Young, Gifted and Black Series
By Taki S. Raton
“Tony Hansberry II isn’t waiting to finish medical school to contribute to improved medical care. He has already developed a stitching technique that can be used to reduce surgical complications, as well as the chance of error among less experienced surgeons,” writes Jackie Jones in BlackAmericaWeb.com on June 16, 2009.
“The project I did was basically the comparison of novel laparoscopic instruments in doing a hysterectomy repair,” reveals Hansberry.
At the time, Hansberry was a high school freshman at the Darnell-Cookman Middle/High School of the Medical Arts in Jacksonville, Florida, a special medical magnet school that allows its students to take advanced classes in medicine. Informational documents cite that students at the school are able to master suturing in eighth grade. Suturing is the surgical stitching of a wound.
The son of a registered nurse and an African Methodist Episcopal church pastor, the Darnell-Cookman student said that “I just want to help people and be respected, knowing that I can save lives.” His goal is to become a neurosurgeon.
Jones reports that the idea for his unique procedure was conceived during the summer of 2008 while enrolled as an intern at the University of Florida ’s Center for Simulation Education and Safety Research at Shands Hospital in Jacksonville.

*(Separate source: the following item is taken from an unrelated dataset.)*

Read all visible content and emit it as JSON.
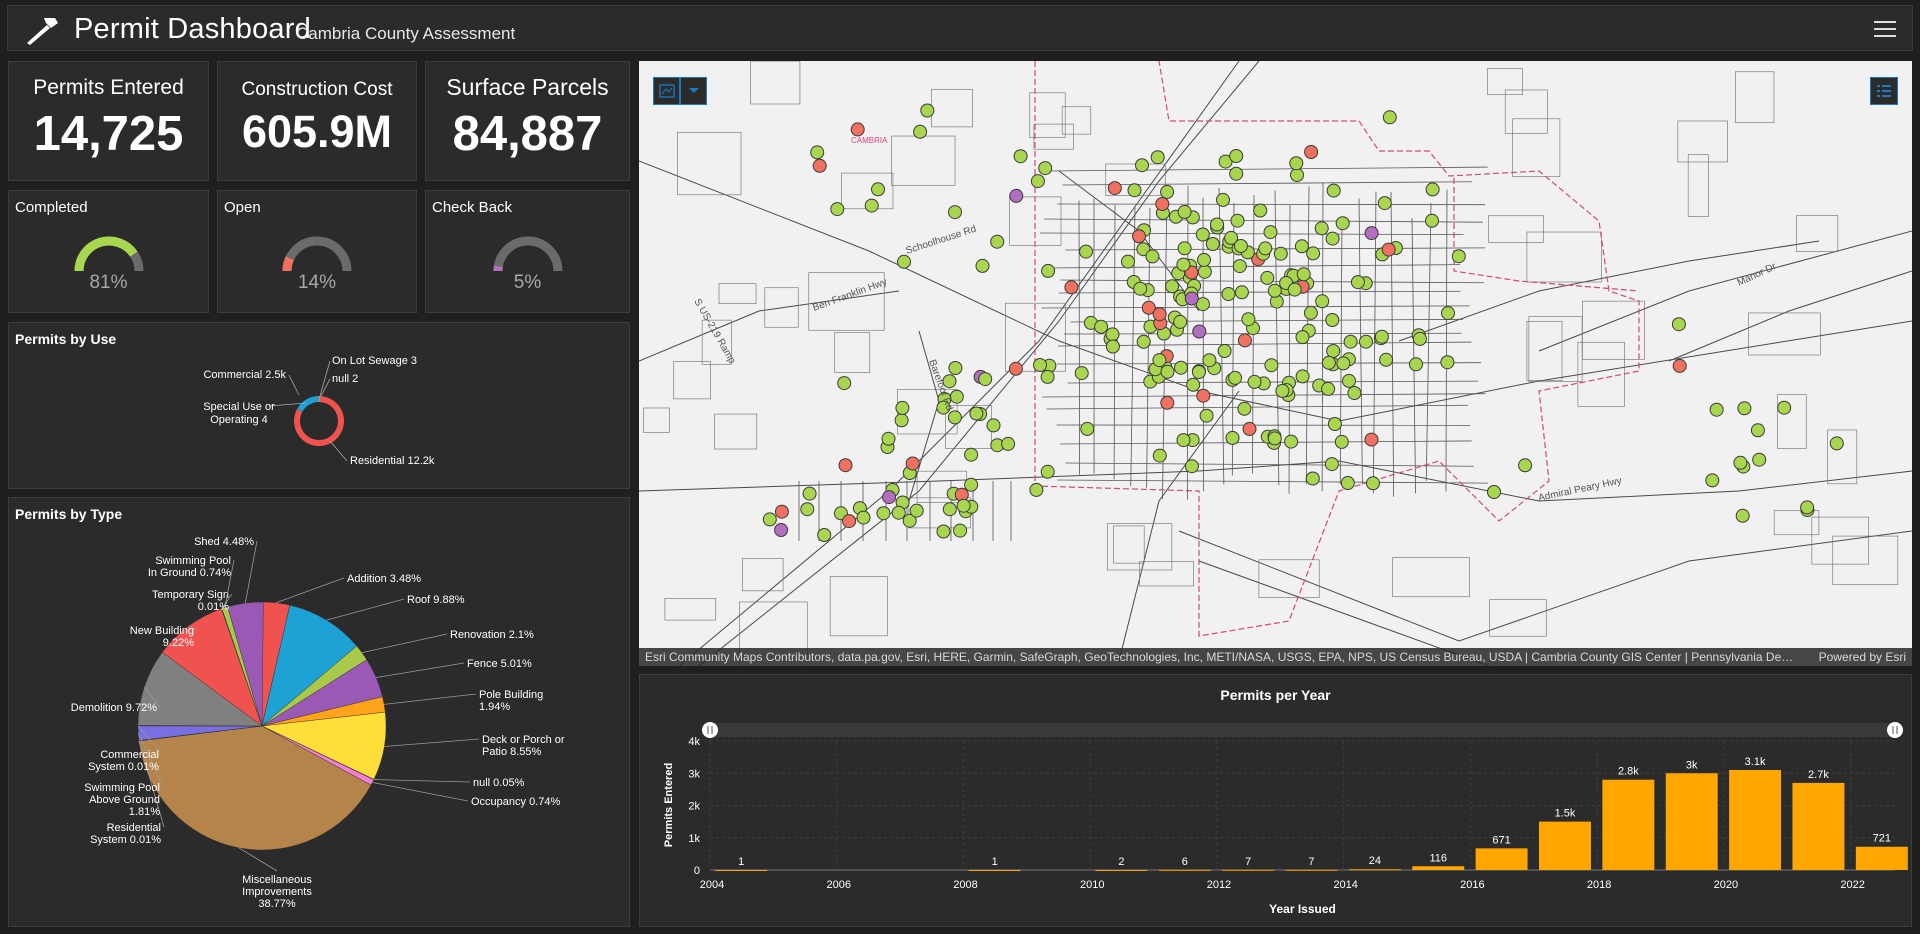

It was noted that Hansberry responded to a challenge to improve a procedure called the “endo stitch” used in hysterectomies that could not be clamped down properly to close the tube where the patient’s uterus had been. Using a medical dummy, the 14-year-old devised a vertical way to apply the endo stitch, completing the stitching in a third of the time of traditional surgery.
“It took me a day or two to come up with the concept,” Hansberry said in the Jones interview.
He was supervised by urogynecologist Dr. Brent Siebel and Bruce Nappi, administrative director of the Center for Simulation Education and Safety Research. Hansberry’s accomplishment, it is reported, won second place in the medical category regional science fair in February 2009.
“Education experts say that youngsters as young as 10 can experience great achievement at an early age if their thirst for knowledge is encouraged and they are given opportunities to shadow professionals and get internships,” as quoted by Jones.
In April of 2009, Hansberry presented his findings at a medical conference at the University of Florida before an audience of doctors and board-certified surgeons. Medical lead teacher Angela Tenbroeck is quoted noting that in many ways, Hansberry is a typical student, but that he is way ahead of his classmates when it comes to surgical skills.
“I would put him up against a first-year med student. He’s an outstanding young man and I am proud to have him representing us,” she says. As an 11th- grader at the age of 16, the January 25, 2011 Jacksonville.com blog reports that Hansberry was one of nine youth who were selected to travel to Washington that February to present the Boy Scouts of America Report to the Nation to President Barack Obama.
District director for the Boy Scouts of America Lawrence Norman in the Jacksonville report said that when district leaders were asked to recommend an exemplary Scout, “Tony’s name kept coming up.”
Hansberry was also introduced at the annual meeting of the North Florida Council of The Boy Scouts at the University of North Florida on January 25, 2011.
According to Jacksonville writer Justin Sacharoff, the Boy Scouts of America Report to the Nation features the year’s achievements including national service, conservation, healthy living and community involvement.
The Darnell-Cookman Middle/ High School of the Medical Arts is a school within the Duval County Public Schools system in Jacksonville. It is a National Blue Ribbon School and also an “A” school in the State of Florida school grading system.
The school had its beginnings nearly 200 years ago when Methodist minister Reverend S.B. Darnell moved to Jacksonville to serve as pastor of Ebenezer Methodist- Episcopal Church. In the late 1800s, he founded the Cookman Institute. It was the first school of higher education for African Americans in the state of Florida specializing in the religious and academic preparation of teachers.
Under the leadership of Darnell, the school served thousands of young Black men and women until it was destroyed in the Great Jacksonville Fire of 1901. The Reverend Alfred Cookman, a close friend of Reverend Darnell, helped raise the money to rebuild the school. Today, Darnell-Cookman School of the Medical Arts has an enrollment upwards of 1,100 students in grades 6-12. The first graduating class will receive their diplomas in the spring of 2012.
This “Young, Gifted and Black” series is proud to present its first writing during this 2012 February Black History Month by sharing the exemplary modeled accomplishment of Tony Hansberry II. But in reality, Hansberry’s achievement historically in our communities is really not unusual or extraordinary for our African American students when they are taught, groomed and culturally inspired in an academically supportive instructional environment unique to how we learn, grow, and develop mentally, socially, emotionally, and even psychologically as Black youth in today’s challenging diverse society.
And added to this point in his words, our young neurosurgeon to be says that, “It’s not really hard if you have a passion for it.”